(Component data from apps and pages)
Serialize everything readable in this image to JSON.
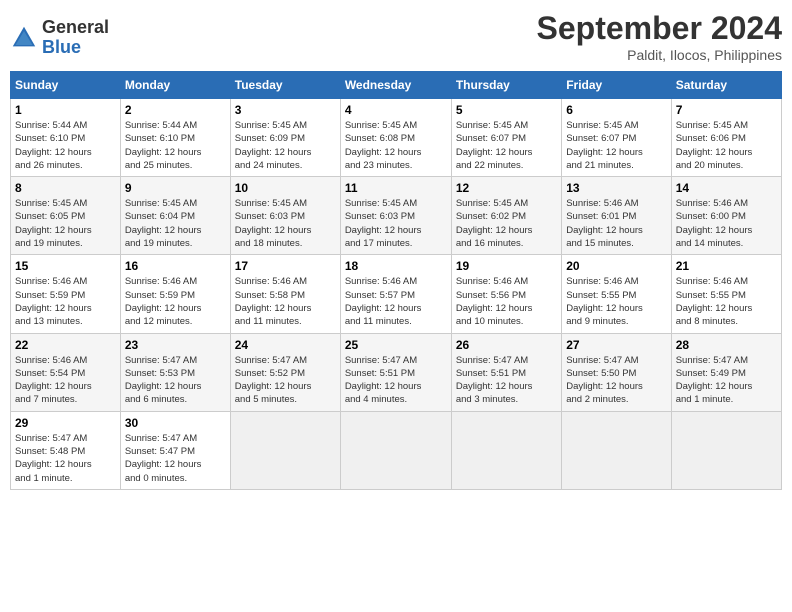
{
  "logo": {
    "general": "General",
    "blue": "Blue"
  },
  "title": {
    "month_year": "September 2024",
    "location": "Paldit, Ilocos, Philippines"
  },
  "weekdays": [
    "Sunday",
    "Monday",
    "Tuesday",
    "Wednesday",
    "Thursday",
    "Friday",
    "Saturday"
  ],
  "weeks": [
    [
      {
        "day": "1",
        "info": "Sunrise: 5:44 AM\nSunset: 6:10 PM\nDaylight: 12 hours\nand 26 minutes."
      },
      {
        "day": "2",
        "info": "Sunrise: 5:44 AM\nSunset: 6:10 PM\nDaylight: 12 hours\nand 25 minutes."
      },
      {
        "day": "3",
        "info": "Sunrise: 5:45 AM\nSunset: 6:09 PM\nDaylight: 12 hours\nand 24 minutes."
      },
      {
        "day": "4",
        "info": "Sunrise: 5:45 AM\nSunset: 6:08 PM\nDaylight: 12 hours\nand 23 minutes."
      },
      {
        "day": "5",
        "info": "Sunrise: 5:45 AM\nSunset: 6:07 PM\nDaylight: 12 hours\nand 22 minutes."
      },
      {
        "day": "6",
        "info": "Sunrise: 5:45 AM\nSunset: 6:07 PM\nDaylight: 12 hours\nand 21 minutes."
      },
      {
        "day": "7",
        "info": "Sunrise: 5:45 AM\nSunset: 6:06 PM\nDaylight: 12 hours\nand 20 minutes."
      }
    ],
    [
      {
        "day": "8",
        "info": "Sunrise: 5:45 AM\nSunset: 6:05 PM\nDaylight: 12 hours\nand 19 minutes."
      },
      {
        "day": "9",
        "info": "Sunrise: 5:45 AM\nSunset: 6:04 PM\nDaylight: 12 hours\nand 19 minutes."
      },
      {
        "day": "10",
        "info": "Sunrise: 5:45 AM\nSunset: 6:03 PM\nDaylight: 12 hours\nand 18 minutes."
      },
      {
        "day": "11",
        "info": "Sunrise: 5:45 AM\nSunset: 6:03 PM\nDaylight: 12 hours\nand 17 minutes."
      },
      {
        "day": "12",
        "info": "Sunrise: 5:45 AM\nSunset: 6:02 PM\nDaylight: 12 hours\nand 16 minutes."
      },
      {
        "day": "13",
        "info": "Sunrise: 5:46 AM\nSunset: 6:01 PM\nDaylight: 12 hours\nand 15 minutes."
      },
      {
        "day": "14",
        "info": "Sunrise: 5:46 AM\nSunset: 6:00 PM\nDaylight: 12 hours\nand 14 minutes."
      }
    ],
    [
      {
        "day": "15",
        "info": "Sunrise: 5:46 AM\nSunset: 5:59 PM\nDaylight: 12 hours\nand 13 minutes."
      },
      {
        "day": "16",
        "info": "Sunrise: 5:46 AM\nSunset: 5:59 PM\nDaylight: 12 hours\nand 12 minutes."
      },
      {
        "day": "17",
        "info": "Sunrise: 5:46 AM\nSunset: 5:58 PM\nDaylight: 12 hours\nand 11 minutes."
      },
      {
        "day": "18",
        "info": "Sunrise: 5:46 AM\nSunset: 5:57 PM\nDaylight: 12 hours\nand 11 minutes."
      },
      {
        "day": "19",
        "info": "Sunrise: 5:46 AM\nSunset: 5:56 PM\nDaylight: 12 hours\nand 10 minutes."
      },
      {
        "day": "20",
        "info": "Sunrise: 5:46 AM\nSunset: 5:55 PM\nDaylight: 12 hours\nand 9 minutes."
      },
      {
        "day": "21",
        "info": "Sunrise: 5:46 AM\nSunset: 5:55 PM\nDaylight: 12 hours\nand 8 minutes."
      }
    ],
    [
      {
        "day": "22",
        "info": "Sunrise: 5:46 AM\nSunset: 5:54 PM\nDaylight: 12 hours\nand 7 minutes."
      },
      {
        "day": "23",
        "info": "Sunrise: 5:47 AM\nSunset: 5:53 PM\nDaylight: 12 hours\nand 6 minutes."
      },
      {
        "day": "24",
        "info": "Sunrise: 5:47 AM\nSunset: 5:52 PM\nDaylight: 12 hours\nand 5 minutes."
      },
      {
        "day": "25",
        "info": "Sunrise: 5:47 AM\nSunset: 5:51 PM\nDaylight: 12 hours\nand 4 minutes."
      },
      {
        "day": "26",
        "info": "Sunrise: 5:47 AM\nSunset: 5:51 PM\nDaylight: 12 hours\nand 3 minutes."
      },
      {
        "day": "27",
        "info": "Sunrise: 5:47 AM\nSunset: 5:50 PM\nDaylight: 12 hours\nand 2 minutes."
      },
      {
        "day": "28",
        "info": "Sunrise: 5:47 AM\nSunset: 5:49 PM\nDaylight: 12 hours\nand 1 minute."
      }
    ],
    [
      {
        "day": "29",
        "info": "Sunrise: 5:47 AM\nSunset: 5:48 PM\nDaylight: 12 hours\nand 1 minute."
      },
      {
        "day": "30",
        "info": "Sunrise: 5:47 AM\nSunset: 5:47 PM\nDaylight: 12 hours\nand 0 minutes."
      },
      {
        "day": "",
        "info": ""
      },
      {
        "day": "",
        "info": ""
      },
      {
        "day": "",
        "info": ""
      },
      {
        "day": "",
        "info": ""
      },
      {
        "day": "",
        "info": ""
      }
    ]
  ]
}
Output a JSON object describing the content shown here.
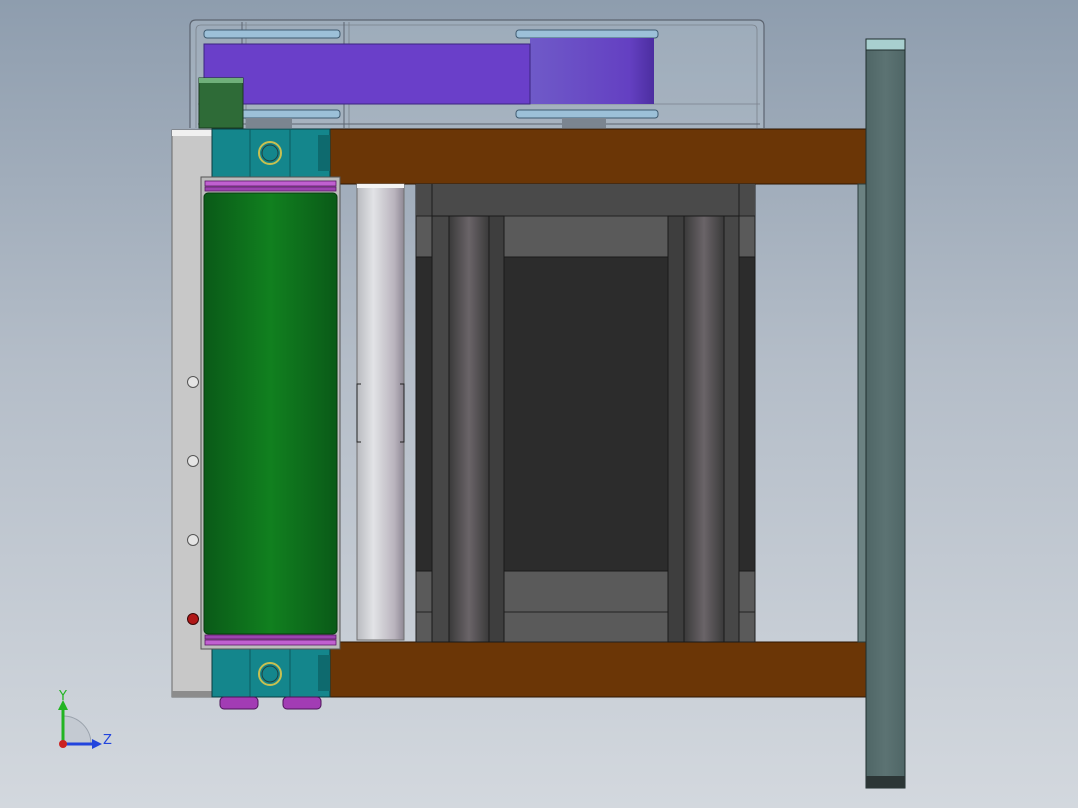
{
  "triad": {
    "y_label": "Y",
    "z_label": "Z",
    "y_color": "#22b422",
    "z_color": "#2244dd",
    "x_color": "#cc2222"
  },
  "colors": {
    "frame_brown": "#6b3606",
    "side_plate": "#586f6f",
    "side_plate_top": "#a8cfcf",
    "bearing_teal": "#14868c",
    "roller_green": "#0c6c1c",
    "belt_purple": "#6a3fc9",
    "pulley_blue": "#9cc0d8",
    "flange_magenta": "#b44cc4",
    "motor_dark": "#2c2c2c",
    "motor_gray": "#5a5a5a",
    "idler_silver": "#cfd0d4",
    "guard_outline": "#5c6470",
    "left_panel": "#c8c8c8",
    "indicator_red": "#b01818"
  },
  "icons": {
    "view_triad": "coordinate-triad-icon"
  }
}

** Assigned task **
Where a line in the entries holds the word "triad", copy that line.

** Problem solution **
  "triad": {
    "view_triad": "coordinate-triad-icon"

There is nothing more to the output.